Liam, who blogs at The Life of a Thinker, said: “I think for every blogger there’s something exciting in the numbers and statistics, but it shouldn’t be as important as the quality of the blog”.
“I still struggle with forgetting that the numbers don’t matter, but the quality of what you write and publish should always come first”, he added.
The controversy over the new blogging competition also ties in with the idea of ‘quality over quantity’, and the revelation that followers on social networking sites can be bought. Online Twitter chats, which bloggers use to connect with other bloggers, often involve discussions about the ‘follow for a follow’ debate and the obsession with getting as many followers as possible.
Fii, from Little Miss Fii, says it is because “the more followers you have, the more likely brands are gonna go ‘ooh’ regardless of the engagement actually achieved”.
She then goes on to add that: “[Follow for follow] or buying followers is the quick way to grow, rather than creating good, relatable content” and that this is “something that needs to be addressed”.
Bex, who blogs at BubblyBex3, said that the competition is “setting a bad tone”, adding that “blogging should be about writing and interaction, not numbers and popularity”.
In the blogging community, the focus on actual interaction as opposed to numbers resonates with a lot of bloggers. Charlie, who recently wrote a post about the issue, said: “Think about what you are trying to achieve; remember that truth trumps numbers every time”.
“Every time you ask somebody for a follow back or some help to reach your next follower goal, ask yourself if you’d prefer true engagement with a dedicated, likeminded reader or another number that is using you for their own statistics”, she added.
The idea that a follow should be honest, truthful and meaningful is a strong belief in the community. “I want people to follow me because they like my blog, not because they’re obligated to”, says Becky from the blog, Becky Bedbug.
She also added that “it works the other way too. If I follow your blog, it’s because I enjoy it, not because you made me feel bad or because I felt like I had to”.
But for some bloggers, the reason why some bloggers use ‘follow for a follow’ remains a mystery. Sara, from Bloo ’n’ Stuff, said: “I often wonder what their thought process is knowing that it’s so frowned upon and a fake way to gain followers”.
Jenny, from Jenny in Neverland, raised an interesting point on the topic, asking: “Why would you want random followers who don’t interact with you just to up the numbers? They’re not genuine”.
Whilst Bloglovin has yet to comment further on the contest, in an article on its website explaining the competition, they said: “We want to help up-and-coming bloggers grow”.

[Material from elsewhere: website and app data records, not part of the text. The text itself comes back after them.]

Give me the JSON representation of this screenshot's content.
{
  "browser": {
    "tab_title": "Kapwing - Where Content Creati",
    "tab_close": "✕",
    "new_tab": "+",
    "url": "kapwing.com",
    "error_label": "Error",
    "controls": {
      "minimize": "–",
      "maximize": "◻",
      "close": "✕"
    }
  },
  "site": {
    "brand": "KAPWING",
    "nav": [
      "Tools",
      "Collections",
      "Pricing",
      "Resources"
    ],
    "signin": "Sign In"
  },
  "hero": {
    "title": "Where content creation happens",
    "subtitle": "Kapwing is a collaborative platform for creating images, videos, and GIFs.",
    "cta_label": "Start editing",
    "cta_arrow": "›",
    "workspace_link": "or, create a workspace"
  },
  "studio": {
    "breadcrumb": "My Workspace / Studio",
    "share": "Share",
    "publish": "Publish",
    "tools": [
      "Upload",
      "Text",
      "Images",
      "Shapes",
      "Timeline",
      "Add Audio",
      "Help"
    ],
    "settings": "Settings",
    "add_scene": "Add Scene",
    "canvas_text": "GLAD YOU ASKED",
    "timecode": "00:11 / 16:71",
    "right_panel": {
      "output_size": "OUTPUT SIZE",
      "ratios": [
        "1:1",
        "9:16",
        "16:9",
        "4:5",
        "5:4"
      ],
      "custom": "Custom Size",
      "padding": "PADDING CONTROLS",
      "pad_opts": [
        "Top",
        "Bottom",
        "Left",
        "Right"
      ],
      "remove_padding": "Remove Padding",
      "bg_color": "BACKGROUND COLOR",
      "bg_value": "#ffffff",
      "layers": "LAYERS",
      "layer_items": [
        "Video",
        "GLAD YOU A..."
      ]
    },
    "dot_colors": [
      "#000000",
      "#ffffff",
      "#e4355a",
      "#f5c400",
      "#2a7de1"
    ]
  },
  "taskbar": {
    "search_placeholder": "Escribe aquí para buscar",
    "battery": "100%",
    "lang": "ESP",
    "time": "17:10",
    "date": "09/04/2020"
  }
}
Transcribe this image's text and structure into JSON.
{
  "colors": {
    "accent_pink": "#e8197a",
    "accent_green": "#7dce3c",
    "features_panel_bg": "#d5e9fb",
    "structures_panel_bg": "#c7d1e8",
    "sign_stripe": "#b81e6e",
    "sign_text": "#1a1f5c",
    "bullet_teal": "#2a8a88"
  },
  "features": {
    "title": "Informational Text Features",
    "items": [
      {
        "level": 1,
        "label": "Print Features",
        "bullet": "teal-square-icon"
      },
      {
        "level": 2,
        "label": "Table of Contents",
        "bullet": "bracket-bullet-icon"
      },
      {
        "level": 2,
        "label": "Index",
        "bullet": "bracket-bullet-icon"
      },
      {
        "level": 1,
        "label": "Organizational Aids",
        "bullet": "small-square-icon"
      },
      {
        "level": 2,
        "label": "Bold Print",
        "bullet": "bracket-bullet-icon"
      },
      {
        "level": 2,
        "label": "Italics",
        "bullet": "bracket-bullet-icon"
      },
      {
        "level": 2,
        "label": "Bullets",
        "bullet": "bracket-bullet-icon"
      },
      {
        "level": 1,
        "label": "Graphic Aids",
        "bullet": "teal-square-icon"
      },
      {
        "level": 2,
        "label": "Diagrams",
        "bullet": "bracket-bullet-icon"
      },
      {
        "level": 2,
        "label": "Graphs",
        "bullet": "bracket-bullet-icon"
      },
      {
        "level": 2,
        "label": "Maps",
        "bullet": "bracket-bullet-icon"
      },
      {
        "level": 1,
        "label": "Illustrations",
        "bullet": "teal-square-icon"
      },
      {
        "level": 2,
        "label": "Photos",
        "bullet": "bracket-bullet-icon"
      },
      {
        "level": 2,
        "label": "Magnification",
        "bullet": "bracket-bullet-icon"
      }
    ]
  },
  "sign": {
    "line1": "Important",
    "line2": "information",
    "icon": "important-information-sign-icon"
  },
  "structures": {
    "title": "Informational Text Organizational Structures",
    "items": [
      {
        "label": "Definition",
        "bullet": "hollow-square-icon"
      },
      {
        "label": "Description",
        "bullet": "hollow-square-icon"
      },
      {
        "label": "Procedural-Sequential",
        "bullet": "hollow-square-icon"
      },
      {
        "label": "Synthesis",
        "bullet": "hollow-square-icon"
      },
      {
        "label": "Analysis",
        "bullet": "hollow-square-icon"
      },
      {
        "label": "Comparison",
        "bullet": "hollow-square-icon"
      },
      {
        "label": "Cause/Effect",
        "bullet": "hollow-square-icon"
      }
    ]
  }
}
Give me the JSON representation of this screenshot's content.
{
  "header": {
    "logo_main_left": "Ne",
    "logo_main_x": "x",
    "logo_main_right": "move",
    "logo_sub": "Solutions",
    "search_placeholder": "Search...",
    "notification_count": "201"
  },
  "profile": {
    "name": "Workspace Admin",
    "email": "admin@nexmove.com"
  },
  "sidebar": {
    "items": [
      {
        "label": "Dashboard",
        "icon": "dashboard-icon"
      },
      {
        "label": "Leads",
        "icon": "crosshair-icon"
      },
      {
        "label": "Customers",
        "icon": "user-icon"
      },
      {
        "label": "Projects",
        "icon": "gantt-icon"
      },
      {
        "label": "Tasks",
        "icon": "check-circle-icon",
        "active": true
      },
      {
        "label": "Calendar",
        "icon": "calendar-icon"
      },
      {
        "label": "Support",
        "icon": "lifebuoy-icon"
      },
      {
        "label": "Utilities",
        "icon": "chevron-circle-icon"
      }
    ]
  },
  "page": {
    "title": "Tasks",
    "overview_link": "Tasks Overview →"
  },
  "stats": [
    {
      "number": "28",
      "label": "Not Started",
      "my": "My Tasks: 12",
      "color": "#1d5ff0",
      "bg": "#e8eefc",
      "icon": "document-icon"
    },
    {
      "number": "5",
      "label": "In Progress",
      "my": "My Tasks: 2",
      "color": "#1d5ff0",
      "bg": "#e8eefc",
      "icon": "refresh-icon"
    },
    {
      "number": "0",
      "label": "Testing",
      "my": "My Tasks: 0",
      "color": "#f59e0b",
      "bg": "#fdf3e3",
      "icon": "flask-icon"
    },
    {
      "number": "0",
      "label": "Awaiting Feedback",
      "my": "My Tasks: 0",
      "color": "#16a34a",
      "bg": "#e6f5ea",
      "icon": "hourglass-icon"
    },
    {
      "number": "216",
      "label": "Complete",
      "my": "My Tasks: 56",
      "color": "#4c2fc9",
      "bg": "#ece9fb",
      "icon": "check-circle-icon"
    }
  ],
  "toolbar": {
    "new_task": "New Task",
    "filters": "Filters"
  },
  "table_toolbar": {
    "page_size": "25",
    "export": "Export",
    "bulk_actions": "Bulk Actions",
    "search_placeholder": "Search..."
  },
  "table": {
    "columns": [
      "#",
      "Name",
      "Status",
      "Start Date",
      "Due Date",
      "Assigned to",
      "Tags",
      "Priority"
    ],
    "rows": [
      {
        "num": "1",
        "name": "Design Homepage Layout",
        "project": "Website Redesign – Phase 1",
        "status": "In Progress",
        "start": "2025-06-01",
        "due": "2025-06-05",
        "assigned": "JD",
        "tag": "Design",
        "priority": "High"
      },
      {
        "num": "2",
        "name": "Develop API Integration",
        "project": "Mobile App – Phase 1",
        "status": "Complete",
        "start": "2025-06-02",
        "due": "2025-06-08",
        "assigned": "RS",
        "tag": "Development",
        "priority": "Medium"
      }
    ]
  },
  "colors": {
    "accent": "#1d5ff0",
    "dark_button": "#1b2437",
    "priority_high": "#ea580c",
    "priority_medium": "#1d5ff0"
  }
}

They also mentioned that: “Growing your followers on Bloglovin’ is a great way to connect with your readers and update them whenever there’s something new”.
The contest, which launched on Tuesday, will run until the 31st August, where the top three bloggers who gain the most followers in August winning the prize.